I was not able to share in their craft activity but I know they went home with songs on their lips, joy in their hearts and something to remind them of the wonderful Easter story of Jesus.

Tuesday, 26 March 2019


‘Your people will be my people, and your God my God.’
Remember those words? Yes, of course, they are the words of Ruth the Moabite, who was willing to renounce her own country and religion because of her love for her mother in law, but more than her love for Naomi, she wanted to put her trust in her God.
I was living in the Western Highlands of New Guinea when Ruth’s words came to me afresh.
‘Lord,’ I prayed. ‘That is how I feel. I want to belong to these people; to live and die here.’
I didn’t, of course. After five years I was dragged, unwillingly back to UK, where the Lord had to remind me that he had asked me to be willing to go anywhere for him, but I think it had meant a lot to the Enga people that I had felt like that.
So why had God sent me so far away, to this previously unreached people? Have you heard the words of the new song we will be singing in heaven?
It says, ‘With your blood you (Jesus) purchased men for God from every tribe and language and people and nation.’
Yes, from every tribe, and even every clan, of the many many tribes in Papua New Guinea, as well as all the other tribes and languages all over the world. That is why my friend has laboured for over forty years in the Congo, and why I was willing to learn yet another language as I went to Ghana to help with the children’s work in the Ashanti region.
But now I am in Wales. Born in England, I am glad that I can put British on my passport, for I proudly declare ‘I am Welsh by marriage,’ and very happy that my husband had wanted to retire in Porthcawl, this beautiful seaside town in South Wales. And yes, for me it meant yet another language to learn, for God had spoken to me, before I left Australia, that I should gain a knowledge of the language where I was going. I had wondered why God hadn’t specified the Enga language, the ‘True Talk’ as they called it, but God had known where else I was going.
Together we worked hard with the Welsh, the hardest language yet it seemed, but sadly I haven’t been able to keep it up. But now I was faced with a fresh challenge, and that was to write a poem for St. David’s Day.
Poems seem to trip off my pen easily these days, and I have always enjoyed a ‘Cawl’ evening, and been happy to wear my daffodil, but was I sufficiently Welsh to write a poem for St. David’s Day?
God reminded me of Ruth’s words and of the desire I had had to identify with the Enga people of New Guinea, and then later of my joy in learning Ashanti amongst the Ghanaian people. But now I know it is  God who has planted me here in Wales. So this is what I wrote for our St. David’s Day celebration in Stoneleigh Court.

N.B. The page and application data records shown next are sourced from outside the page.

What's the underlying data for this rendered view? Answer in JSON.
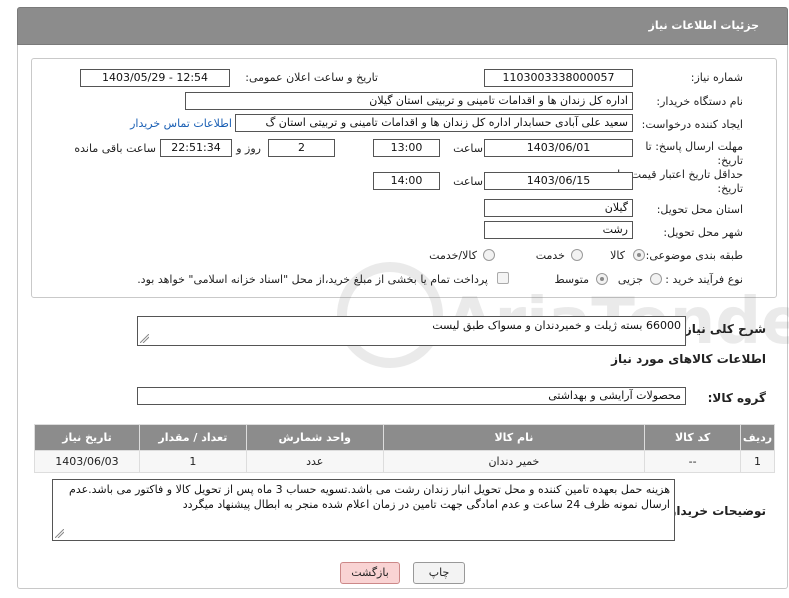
{
  "header": {
    "title": "جزئیات اطلاعات نیاز"
  },
  "form": {
    "need_number_label": "شماره نیاز:",
    "need_number": "1103003338000057",
    "announce_label": "تاریخ و ساعت اعلان عمومی:",
    "announce_value": "1403/05/29 - 12:54",
    "buyer_org_label": "نام دستگاه خریدار:",
    "buyer_org": "اداره کل زندان ها و اقدامات تامینی و تربیتی استان گیلان",
    "creator_label": "ایجاد کننده درخواست:",
    "creator": "سعید علی آبادی حسابدار اداره کل زندان ها و اقدامات تامینی و تربیتی استان گ",
    "contact_link": "اطلاعات تماس خریدار",
    "reply_deadline_label": "مهلت ارسال پاسخ: تا تاریخ:",
    "reply_date": "1403/06/01",
    "time_label": "ساعت",
    "reply_time": "13:00",
    "days": "2",
    "days_label": "روز و",
    "remaining_time": "22:51:34",
    "remaining_label": "ساعت باقی مانده",
    "validity_label": "حداقل تاریخ اعتبار قیمت: تا تاریخ:",
    "validity_date": "1403/06/15",
    "validity_time": "14:00",
    "province_label": "استان محل تحویل:",
    "province": "گیلان",
    "city_label": "شهر محل تحویل:",
    "city": "رشت",
    "category_label": "طبقه بندی موضوعی:",
    "category_options": [
      "کالا",
      "خدمت",
      "کالا/خدمت"
    ],
    "process_label": "نوع فرآیند خرید :",
    "process_options": [
      "جزیی",
      "متوسط"
    ],
    "payment_note": "پرداخت تمام یا بخشی از مبلغ خرید،از محل \"اسناد خزانه اسلامی\" خواهد بود."
  },
  "description": {
    "label": "شرح کلی نیاز:",
    "value": "66000 بسته ژیلت و خمیردندان و مسواک طبق لیست"
  },
  "goods_info": {
    "title": "اطلاعات کالاهای مورد نیاز",
    "group_label": "گروه کالا:",
    "group_value": "محصولات آرایشی و بهداشتی"
  },
  "table": {
    "headers": [
      "ردیف",
      "کد کالا",
      "نام کالا",
      "واحد شمارش",
      "تعداد / مقدار",
      "تاریخ نیاز"
    ],
    "rows": [
      [
        "1",
        "--",
        "خمیر دندان",
        "عدد",
        "1",
        "1403/06/03"
      ]
    ]
  },
  "buyer_notes": {
    "label": "توضیحات خریدار:",
    "value": "هزینه حمل بعهده تامین کننده و محل تحویل انبار زندان رشت می باشد.تسویه حساب 3 ماه پس از تحویل کالا و فاکتور می باشد.عدم ارسال نمونه ظرف 24 ساعت و عدم امادگی جهت تامین در زمان اعلام شده منجر به ابطال پیشنهاد میگردد"
  },
  "buttons": {
    "print": "چاپ",
    "back": "بازگشت"
  },
  "watermark": {
    "text": "AriaTender.net"
  },
  "colors": {
    "header": "#8c8c8c",
    "link": "#1a5fb4",
    "back_button": "#f9d3d3",
    "print_button": "#f3f3f3"
  }
}
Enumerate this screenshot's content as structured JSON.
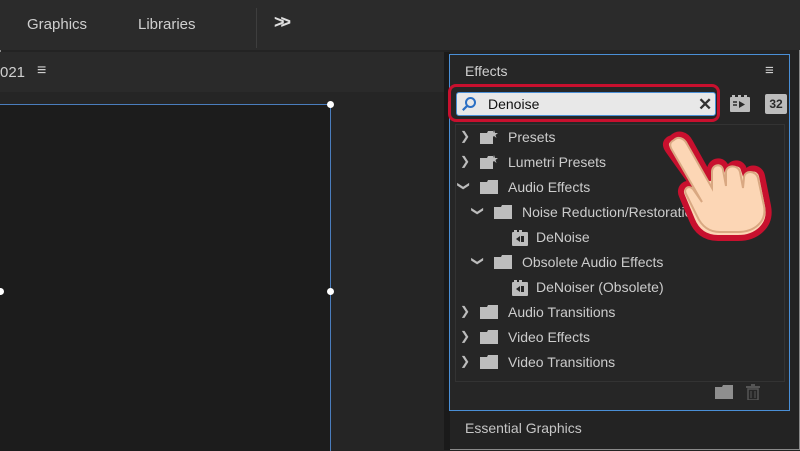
{
  "topbar": {
    "tabs": [
      "Graphics",
      "Libraries"
    ],
    "more_label": ">>"
  },
  "left_panel": {
    "title_fragment": "021",
    "menu_glyph": "≡"
  },
  "effects": {
    "title": "Effects",
    "menu_glyph": "≡",
    "search_value": "Denoise",
    "clear_glyph": "✕",
    "badge_32": "32",
    "tree": [
      {
        "label": "Presets",
        "expanded": false,
        "level": 0,
        "kind": "preset-folder"
      },
      {
        "label": "Lumetri Presets",
        "expanded": false,
        "level": 0,
        "kind": "preset-folder"
      },
      {
        "label": "Audio Effects",
        "expanded": true,
        "level": 0,
        "kind": "folder"
      },
      {
        "label": "Noise Reduction/Restoration",
        "expanded": true,
        "level": 1,
        "kind": "folder"
      },
      {
        "label": "DeNoise",
        "level": 2,
        "kind": "effect"
      },
      {
        "label": "Obsolete Audio Effects",
        "expanded": true,
        "level": 1,
        "kind": "folder"
      },
      {
        "label": "DeNoiser (Obsolete)",
        "level": 2,
        "kind": "effect"
      },
      {
        "label": "Audio Transitions",
        "expanded": false,
        "level": 0,
        "kind": "folder"
      },
      {
        "label": "Video Effects",
        "expanded": false,
        "level": 0,
        "kind": "folder"
      },
      {
        "label": "Video Transitions",
        "expanded": false,
        "level": 0,
        "kind": "folder"
      }
    ]
  },
  "essential_graphics": {
    "title": "Essential Graphics"
  },
  "colors": {
    "highlight": "#c8102e",
    "selection_border": "#4a8fd6",
    "hand_fill": "#fcd6b5"
  }
}
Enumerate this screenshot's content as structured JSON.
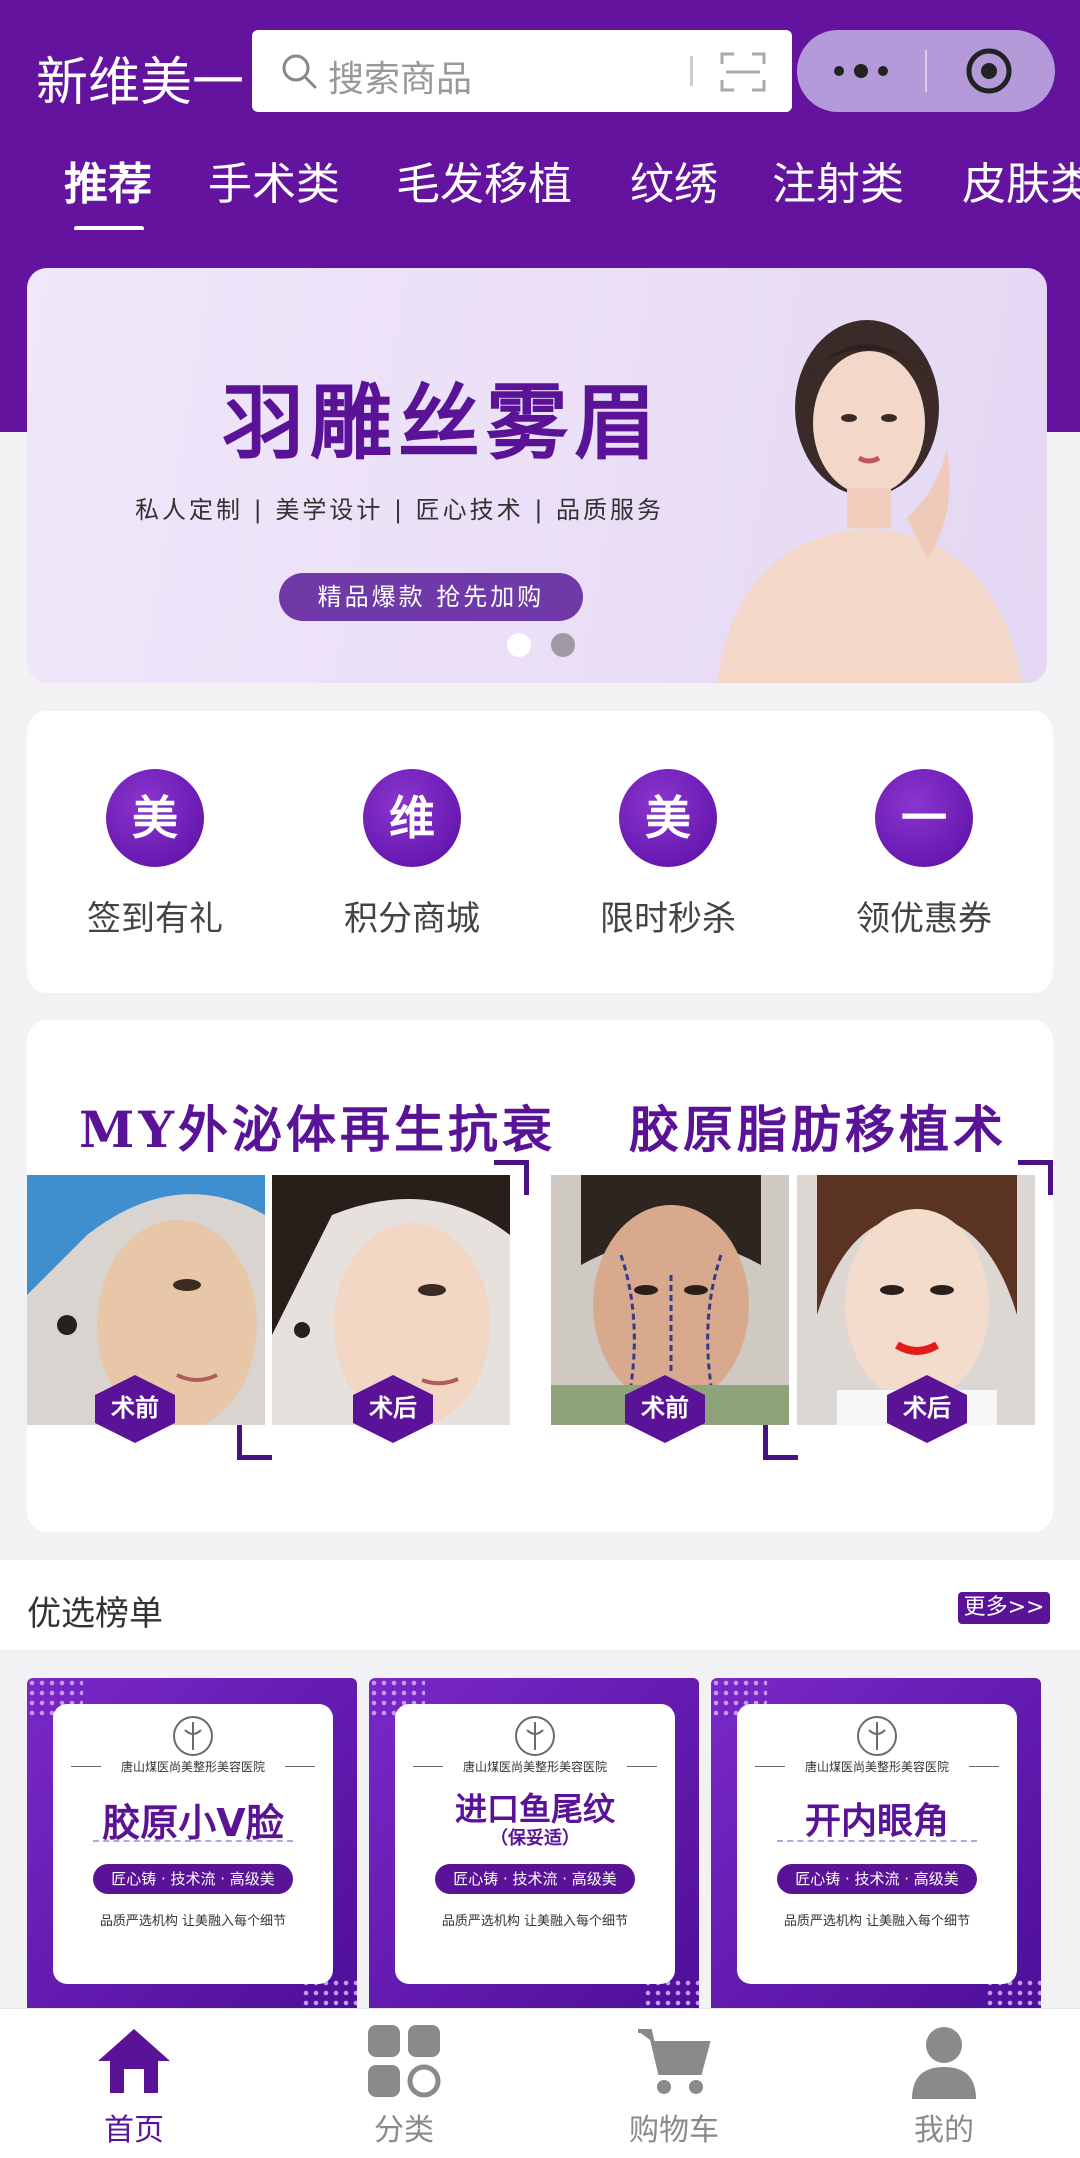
{
  "header": {
    "app_title": "新维美一",
    "search_placeholder": "搜索商品"
  },
  "tabs": [
    {
      "label": "推荐",
      "active": true
    },
    {
      "label": "手术类"
    },
    {
      "label": "毛发移植"
    },
    {
      "label": "纹绣"
    },
    {
      "label": "注射类"
    },
    {
      "label": "皮肤类"
    }
  ],
  "banner": {
    "title": "羽雕丝雾眉",
    "subtitle": "私人定制 | 美学设计 | 匠心技术 | 品质服务",
    "pill": "精品爆款 抢先加购",
    "slide_count": 2,
    "active_slide": 1
  },
  "quick_entries": [
    {
      "glyph": "美",
      "label": "签到有礼"
    },
    {
      "glyph": "维",
      "label": "积分商城"
    },
    {
      "glyph": "美",
      "label": "限时秒杀"
    },
    {
      "glyph": "一",
      "label": "领优惠券"
    }
  ],
  "showcase": [
    {
      "title": "MY外泌体再生抗衰",
      "before": "术前",
      "after": "术后"
    },
    {
      "title": "胶原脂肪移植术",
      "before": "术前",
      "after": "术后"
    }
  ],
  "ranking": {
    "title": "优选榜单",
    "more": "更多>>",
    "cards": [
      {
        "org": "唐山煤医尚美整形美容医院",
        "name": "胶原小V脸",
        "sub": "",
        "slogan": "匠心铸 · 技术流 · 高级美",
        "note": "品质严选机构 让美融入每个细节"
      },
      {
        "org": "唐山煤医尚美整形美容医院",
        "name": "进口鱼尾纹",
        "sub": "（保妥适）",
        "slogan": "匠心铸 · 技术流 · 高级美",
        "note": "品质严选机构 让美融入每个细节"
      },
      {
        "org": "唐山煤医尚美整形美容医院",
        "name": "开内眼角",
        "sub": "",
        "slogan": "匠心铸 · 技术流 · 高级美",
        "note": "品质严选机构 让美融入每个细节"
      }
    ]
  },
  "bottom_nav": [
    {
      "label": "首页",
      "icon": "home-icon",
      "active": true
    },
    {
      "label": "分类",
      "icon": "category-icon"
    },
    {
      "label": "购物车",
      "icon": "cart-icon"
    },
    {
      "label": "我的",
      "icon": "profile-icon"
    }
  ],
  "colors": {
    "brand_purple": "#63139e",
    "capsule": "#b49ad8",
    "nav_active": "#5a1396",
    "nav_inactive": "#8a8a8a"
  }
}
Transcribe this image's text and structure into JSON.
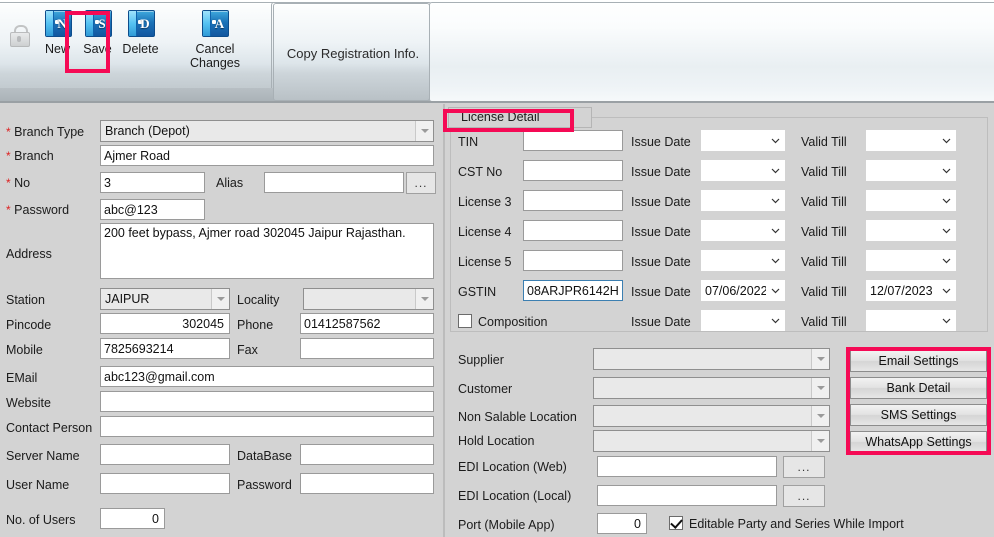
{
  "toolbar": {
    "lock_icon": "lock-icon",
    "buttons": [
      {
        "label": "New",
        "letter": "N",
        "icon": "new-document-icon"
      },
      {
        "label": "Save",
        "letter": "S",
        "icon": "save-document-icon"
      },
      {
        "label": "Delete",
        "letter": "D",
        "icon": "delete-document-icon"
      },
      {
        "label": "Cancel Changes",
        "letter": "A",
        "icon": "cancel-changes-icon"
      }
    ],
    "copy_registration": "Copy Registration Info."
  },
  "highlight_color": "#f50a55",
  "left_form": {
    "branch_type": {
      "label": "Branch Type",
      "required": true,
      "value": "Branch (Depot)"
    },
    "branch": {
      "label": "Branch",
      "required": true,
      "value": "Ajmer Road"
    },
    "no": {
      "label": "No",
      "required": true,
      "value": "3"
    },
    "alias": {
      "label": "Alias",
      "value": "",
      "browse": "..."
    },
    "password": {
      "label": "Password",
      "required": true,
      "value": "abc@123"
    },
    "address": {
      "label": "Address",
      "value": "200 feet bypass, Ajmer road 302045 Jaipur Rajasthan."
    },
    "station": {
      "label": "Station",
      "value": "JAIPUR"
    },
    "locality": {
      "label": "Locality",
      "value": ""
    },
    "pincode": {
      "label": "Pincode",
      "value": "302045"
    },
    "phone": {
      "label": "Phone",
      "value": "01412587562"
    },
    "mobile": {
      "label": "Mobile",
      "value": "7825693214"
    },
    "fax": {
      "label": "Fax",
      "value": ""
    },
    "email": {
      "label": "EMail",
      "value": "abc123@gmail.com"
    },
    "website": {
      "label": "Website",
      "value": ""
    },
    "contact_person": {
      "label": "Contact Person",
      "value": ""
    },
    "server_name": {
      "label": "Server Name",
      "value": ""
    },
    "database": {
      "label": "DataBase",
      "value": ""
    },
    "user_name": {
      "label": "User Name",
      "value": ""
    },
    "db_password": {
      "label": "Password",
      "value": ""
    },
    "no_of_users": {
      "label": "No. of Users",
      "value": "0"
    }
  },
  "license_detail": {
    "legend": "License Detail",
    "col_issue_date": "Issue Date",
    "col_valid_till": "Valid Till",
    "rows": [
      {
        "label": "TIN",
        "value": "",
        "issue_date": "",
        "valid_till": ""
      },
      {
        "label": "CST No",
        "value": "",
        "issue_date": "",
        "valid_till": ""
      },
      {
        "label": "License 3",
        "value": "",
        "issue_date": "",
        "valid_till": ""
      },
      {
        "label": "License 4",
        "value": "",
        "issue_date": "",
        "valid_till": ""
      },
      {
        "label": "License 5",
        "value": "",
        "issue_date": "",
        "valid_till": ""
      },
      {
        "label": "GSTIN",
        "value": "08ARJPR6142H",
        "issue_date": "07/06/2022",
        "valid_till": "12/07/2023"
      }
    ],
    "composition": {
      "label": "Composition",
      "checked": false,
      "issue_date": "",
      "valid_till": ""
    }
  },
  "locations": {
    "supplier": {
      "label": "Supplier",
      "value": ""
    },
    "customer": {
      "label": "Customer",
      "value": ""
    },
    "non_salable_location": {
      "label": "Non Salable Location",
      "value": ""
    },
    "hold_location": {
      "label": "Hold Location",
      "value": ""
    },
    "edi_web": {
      "label": "EDI Location (Web)",
      "value": "",
      "browse": "..."
    },
    "edi_local": {
      "label": "EDI Location (Local)",
      "value": "",
      "browse": "..."
    },
    "port_mobile_app": {
      "label": "Port (Mobile App)",
      "value": "0"
    },
    "editable_party": {
      "label": "Editable Party and Series While Import",
      "checked": true
    }
  },
  "settings_buttons": [
    {
      "label": "Email Settings"
    },
    {
      "label": "Bank Detail"
    },
    {
      "label": "SMS Settings"
    },
    {
      "label": "WhatsApp Settings"
    }
  ]
}
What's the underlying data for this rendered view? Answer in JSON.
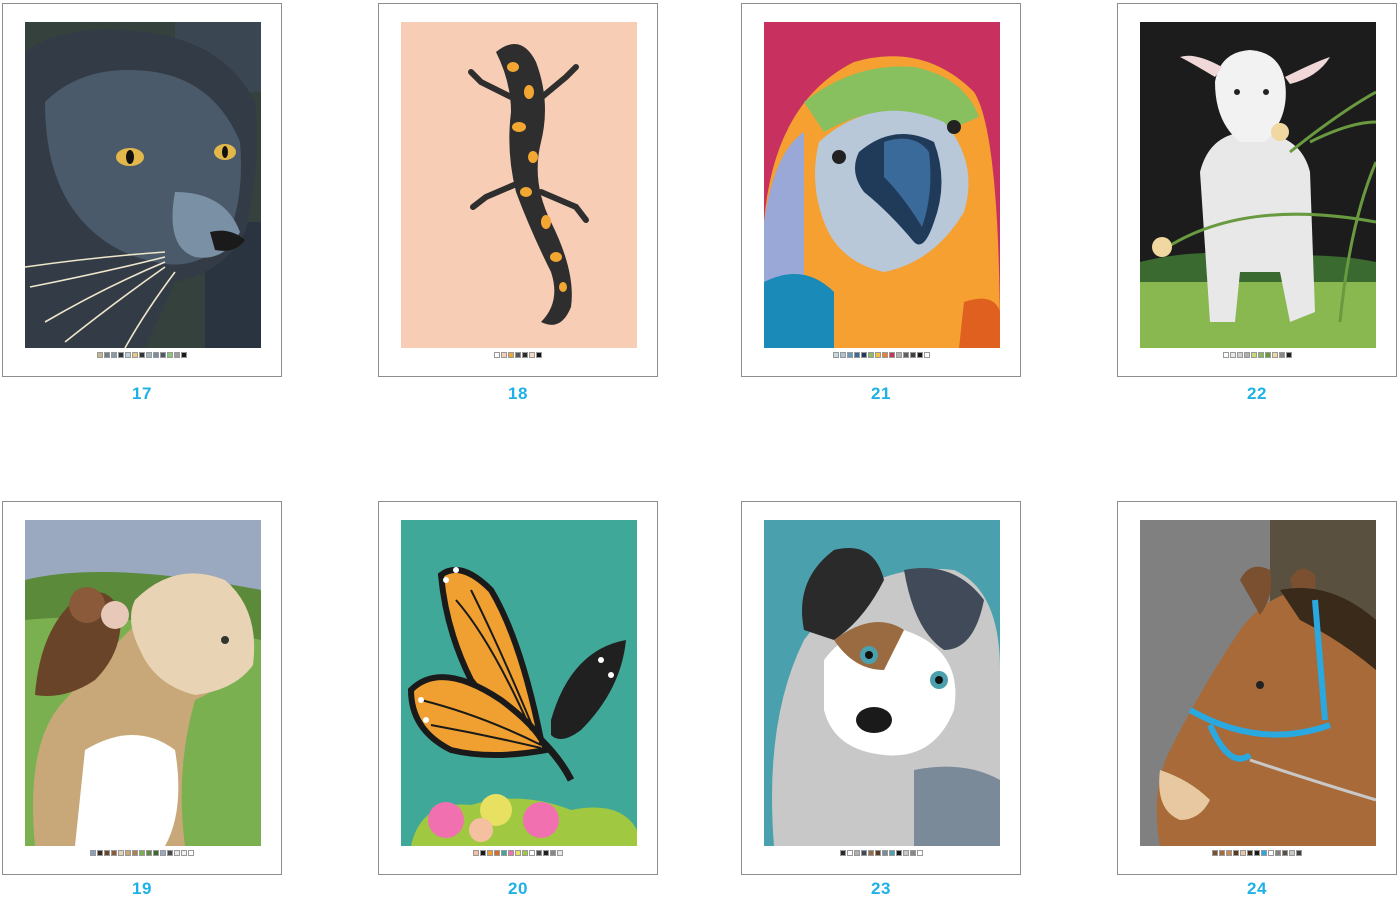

‘I’m proud to be Welsh by marriage,’ or so I used to say,
But now I have found my identity, on this our St. David’s Day.

For here is a nation of warriors, but above all a people of song,
A people St. David gladly owned, as he taught them right from wrong.

He opened up wells of water, that are still among us today
And fearlessly taught us the word of God and of Christ who is the way.

So gladly we own him our patron saint, while daffodils wear we with joy
Boasting in hymns of revival fame, which our choirs with gusto deploy

So proudly we celebrate St. David’s Day, for from every nation and tongue
The Welsh must be there with harp and with song, to worship God’s holy Son.